**** Provided data ****
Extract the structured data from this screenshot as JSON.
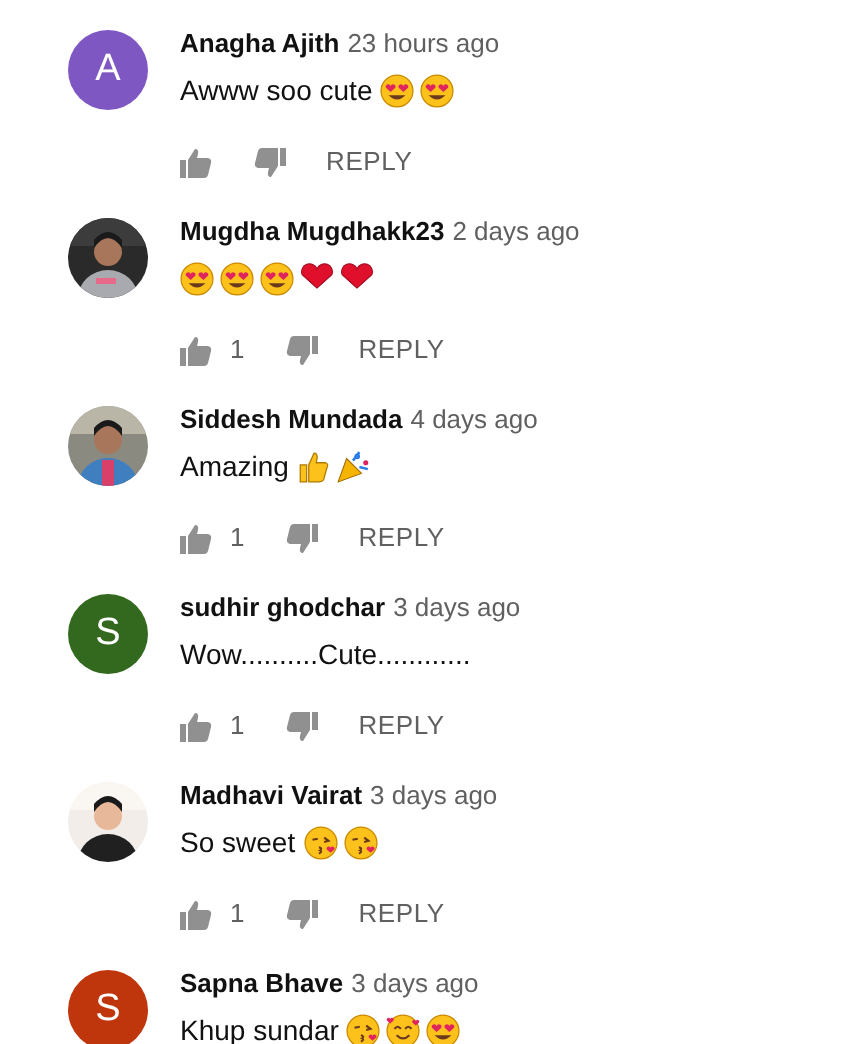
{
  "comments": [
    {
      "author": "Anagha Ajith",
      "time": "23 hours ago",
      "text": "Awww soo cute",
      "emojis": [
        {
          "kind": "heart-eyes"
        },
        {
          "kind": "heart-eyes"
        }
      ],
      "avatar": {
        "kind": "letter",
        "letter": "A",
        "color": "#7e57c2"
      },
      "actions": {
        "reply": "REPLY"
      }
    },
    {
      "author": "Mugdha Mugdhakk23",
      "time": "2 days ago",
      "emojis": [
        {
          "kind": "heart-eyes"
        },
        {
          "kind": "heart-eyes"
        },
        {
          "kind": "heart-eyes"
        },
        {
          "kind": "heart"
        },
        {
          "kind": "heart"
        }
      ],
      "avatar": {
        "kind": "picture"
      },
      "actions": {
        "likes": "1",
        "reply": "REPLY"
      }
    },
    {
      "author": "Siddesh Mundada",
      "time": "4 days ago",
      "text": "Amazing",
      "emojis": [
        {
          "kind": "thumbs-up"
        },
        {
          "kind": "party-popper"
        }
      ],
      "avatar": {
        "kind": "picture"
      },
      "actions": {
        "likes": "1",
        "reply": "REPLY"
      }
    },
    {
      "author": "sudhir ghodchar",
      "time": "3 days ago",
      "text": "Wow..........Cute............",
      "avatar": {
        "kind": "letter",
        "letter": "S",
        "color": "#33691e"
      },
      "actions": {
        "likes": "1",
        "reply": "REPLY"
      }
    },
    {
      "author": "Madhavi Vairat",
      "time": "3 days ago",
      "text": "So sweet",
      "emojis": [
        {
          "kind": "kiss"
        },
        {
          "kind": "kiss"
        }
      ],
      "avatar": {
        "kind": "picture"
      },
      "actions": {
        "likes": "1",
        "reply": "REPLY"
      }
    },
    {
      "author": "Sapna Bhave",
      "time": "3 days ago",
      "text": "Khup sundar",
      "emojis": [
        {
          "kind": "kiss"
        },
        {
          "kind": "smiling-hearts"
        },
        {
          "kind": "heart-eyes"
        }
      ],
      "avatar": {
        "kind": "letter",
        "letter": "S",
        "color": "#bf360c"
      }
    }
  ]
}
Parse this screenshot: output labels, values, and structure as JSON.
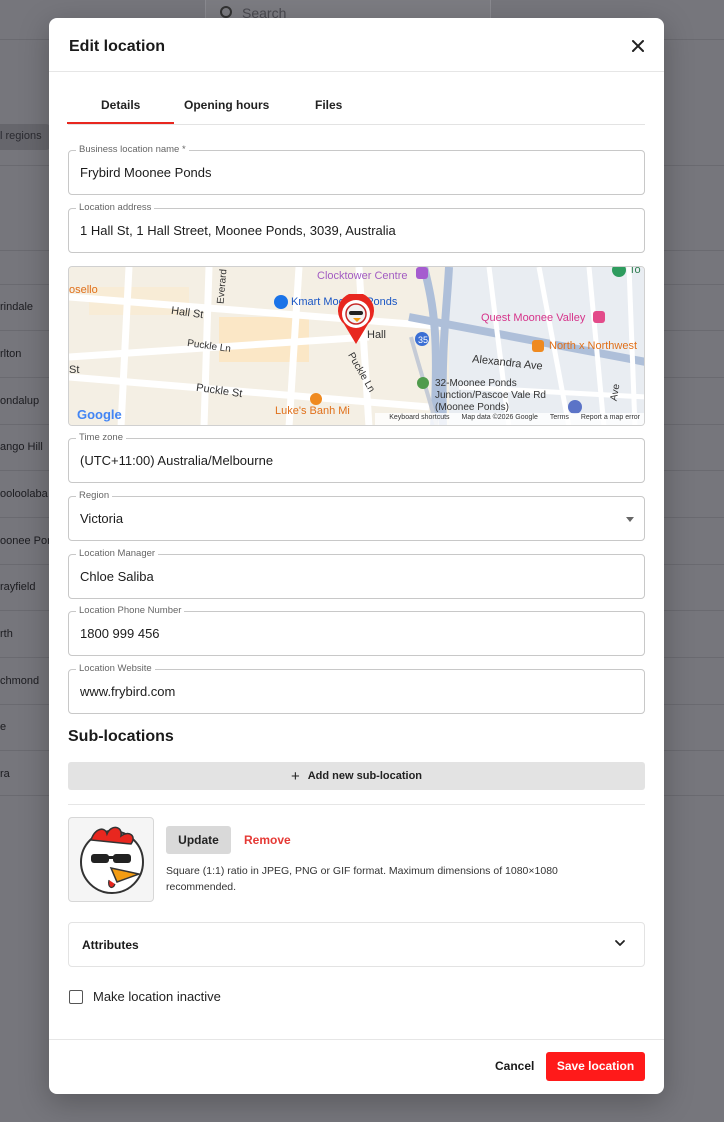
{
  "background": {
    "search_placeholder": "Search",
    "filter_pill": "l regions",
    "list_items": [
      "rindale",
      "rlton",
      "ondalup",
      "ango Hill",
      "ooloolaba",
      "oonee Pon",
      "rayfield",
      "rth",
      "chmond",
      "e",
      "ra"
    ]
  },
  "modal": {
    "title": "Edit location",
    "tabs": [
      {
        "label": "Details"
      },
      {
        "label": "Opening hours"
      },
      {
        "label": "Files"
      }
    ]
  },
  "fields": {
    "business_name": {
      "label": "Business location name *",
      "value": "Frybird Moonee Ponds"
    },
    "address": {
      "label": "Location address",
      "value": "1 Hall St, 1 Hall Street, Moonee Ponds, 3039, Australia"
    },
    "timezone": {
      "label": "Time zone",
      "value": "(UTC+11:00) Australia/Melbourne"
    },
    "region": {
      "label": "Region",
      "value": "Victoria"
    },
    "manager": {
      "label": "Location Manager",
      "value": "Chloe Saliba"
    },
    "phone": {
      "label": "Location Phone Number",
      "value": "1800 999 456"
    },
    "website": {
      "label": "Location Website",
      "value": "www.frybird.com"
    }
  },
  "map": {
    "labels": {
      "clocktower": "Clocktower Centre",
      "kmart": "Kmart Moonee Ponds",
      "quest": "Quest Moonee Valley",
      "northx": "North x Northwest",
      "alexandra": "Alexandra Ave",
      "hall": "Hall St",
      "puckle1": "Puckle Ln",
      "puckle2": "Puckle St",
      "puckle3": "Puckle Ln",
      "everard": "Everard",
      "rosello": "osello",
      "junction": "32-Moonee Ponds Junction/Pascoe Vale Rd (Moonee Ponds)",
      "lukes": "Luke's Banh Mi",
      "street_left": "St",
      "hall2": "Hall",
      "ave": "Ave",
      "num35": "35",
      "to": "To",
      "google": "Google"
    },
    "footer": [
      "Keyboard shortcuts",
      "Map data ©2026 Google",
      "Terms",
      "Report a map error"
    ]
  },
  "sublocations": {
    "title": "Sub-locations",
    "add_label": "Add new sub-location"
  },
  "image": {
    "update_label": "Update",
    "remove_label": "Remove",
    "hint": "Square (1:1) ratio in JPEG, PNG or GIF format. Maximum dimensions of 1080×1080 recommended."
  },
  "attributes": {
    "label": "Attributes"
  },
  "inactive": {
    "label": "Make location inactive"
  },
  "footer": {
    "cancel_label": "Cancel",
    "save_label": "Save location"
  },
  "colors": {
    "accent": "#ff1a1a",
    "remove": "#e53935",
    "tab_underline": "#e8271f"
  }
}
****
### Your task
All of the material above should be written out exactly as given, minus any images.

### The completed task
Extract the structured data from this screenshot as JSON.
{
  "comments": [
    {
      "author": "Anagha Ajith",
      "time": "23 hours ago",
      "text": "Awww soo cute",
      "emojis": [
        {
          "kind": "heart-eyes"
        },
        {
          "kind": "heart-eyes"
        }
      ],
      "avatar": {
        "kind": "letter",
        "letter": "A",
        "color": "#7e57c2"
      },
      "actions": {
        "reply": "REPLY"
      }
    },
    {
      "author": "Mugdha Mugdhakk23",
      "time": "2 days ago",
      "emojis": [
        {
          "kind": "heart-eyes"
        },
        {
          "kind": "heart-eyes"
        },
        {
          "kind": "heart-eyes"
        },
        {
          "kind": "heart"
        },
        {
          "kind": "heart"
        }
      ],
      "avatar": {
        "kind": "picture"
      },
      "actions": {
        "likes": "1",
        "reply": "REPLY"
      }
    },
    {
      "author": "Siddesh Mundada",
      "time": "4 days ago",
      "text": "Amazing",
      "emojis": [
        {
          "kind": "thumbs-up"
        },
        {
          "kind": "party-popper"
        }
      ],
      "avatar": {
        "kind": "picture"
      },
      "actions": {
        "likes": "1",
        "reply": "REPLY"
      }
    },
    {
      "author": "sudhir ghodchar",
      "time": "3 days ago",
      "text": "Wow..........Cute............",
      "avatar": {
        "kind": "letter",
        "letter": "S",
        "color": "#33691e"
      },
      "actions": {
        "likes": "1",
        "reply": "REPLY"
      }
    },
    {
      "author": "Madhavi Vairat",
      "time": "3 days ago",
      "text": "So sweet",
      "emojis": [
        {
          "kind": "kiss"
        },
        {
          "kind": "kiss"
        }
      ],
      "avatar": {
        "kind": "picture"
      },
      "actions": {
        "likes": "1",
        "reply": "REPLY"
      }
    },
    {
      "author": "Sapna Bhave",
      "time": "3 days ago",
      "text": "Khup sundar",
      "emojis": [
        {
          "kind": "kiss"
        },
        {
          "kind": "smiling-hearts"
        },
        {
          "kind": "heart-eyes"
        }
      ],
      "avatar": {
        "kind": "letter",
        "letter": "S",
        "color": "#bf360c"
      }
    }
  ]
}
Parse this screenshot: output labels, values, and structure as JSON.
{
  "background": {
    "search_placeholder": "Search",
    "filter_pill": "l regions",
    "list_items": [
      "rindale",
      "rlton",
      "ondalup",
      "ango Hill",
      "ooloolaba",
      "oonee Pon",
      "rayfield",
      "rth",
      "chmond",
      "e",
      "ra"
    ]
  },
  "modal": {
    "title": "Edit location",
    "tabs": [
      {
        "label": "Details"
      },
      {
        "label": "Opening hours"
      },
      {
        "label": "Files"
      }
    ]
  },
  "fields": {
    "business_name": {
      "label": "Business location name *",
      "value": "Frybird Moonee Ponds"
    },
    "address": {
      "label": "Location address",
      "value": "1 Hall St, 1 Hall Street, Moonee Ponds, 3039, Australia"
    },
    "timezone": {
      "label": "Time zone",
      "value": "(UTC+11:00) Australia/Melbourne"
    },
    "region": {
      "label": "Region",
      "value": "Victoria"
    },
    "manager": {
      "label": "Location Manager",
      "value": "Chloe Saliba"
    },
    "phone": {
      "label": "Location Phone Number",
      "value": "1800 999 456"
    },
    "website": {
      "label": "Location Website",
      "value": "www.frybird.com"
    }
  },
  "map": {
    "labels": {
      "clocktower": "Clocktower Centre",
      "kmart": "Kmart Moonee Ponds",
      "quest": "Quest Moonee Valley",
      "northx": "North x Northwest",
      "alexandra": "Alexandra Ave",
      "hall": "Hall St",
      "puckle1": "Puckle Ln",
      "puckle2": "Puckle St",
      "puckle3": "Puckle Ln",
      "everard": "Everard",
      "rosello": "osello",
      "junction": "32-Moonee Ponds Junction/Pascoe Vale Rd (Moonee Ponds)",
      "lukes": "Luke's Banh Mi",
      "street_left": "St",
      "hall2": "Hall",
      "ave": "Ave",
      "num35": "35",
      "to": "To",
      "google": "Google"
    },
    "footer": [
      "Keyboard shortcuts",
      "Map data ©2026 Google",
      "Terms",
      "Report a map error"
    ]
  },
  "sublocations": {
    "title": "Sub-locations",
    "add_label": "Add new sub-location"
  },
  "image": {
    "update_label": "Update",
    "remove_label": "Remove",
    "hint": "Square (1:1) ratio in JPEG, PNG or GIF format. Maximum dimensions of 1080×1080 recommended."
  },
  "attributes": {
    "label": "Attributes"
  },
  "inactive": {
    "label": "Make location inactive"
  },
  "footer": {
    "cancel_label": "Cancel",
    "save_label": "Save location"
  },
  "colors": {
    "accent": "#ff1a1a",
    "remove": "#e53935",
    "tab_underline": "#e8271f"
  }
}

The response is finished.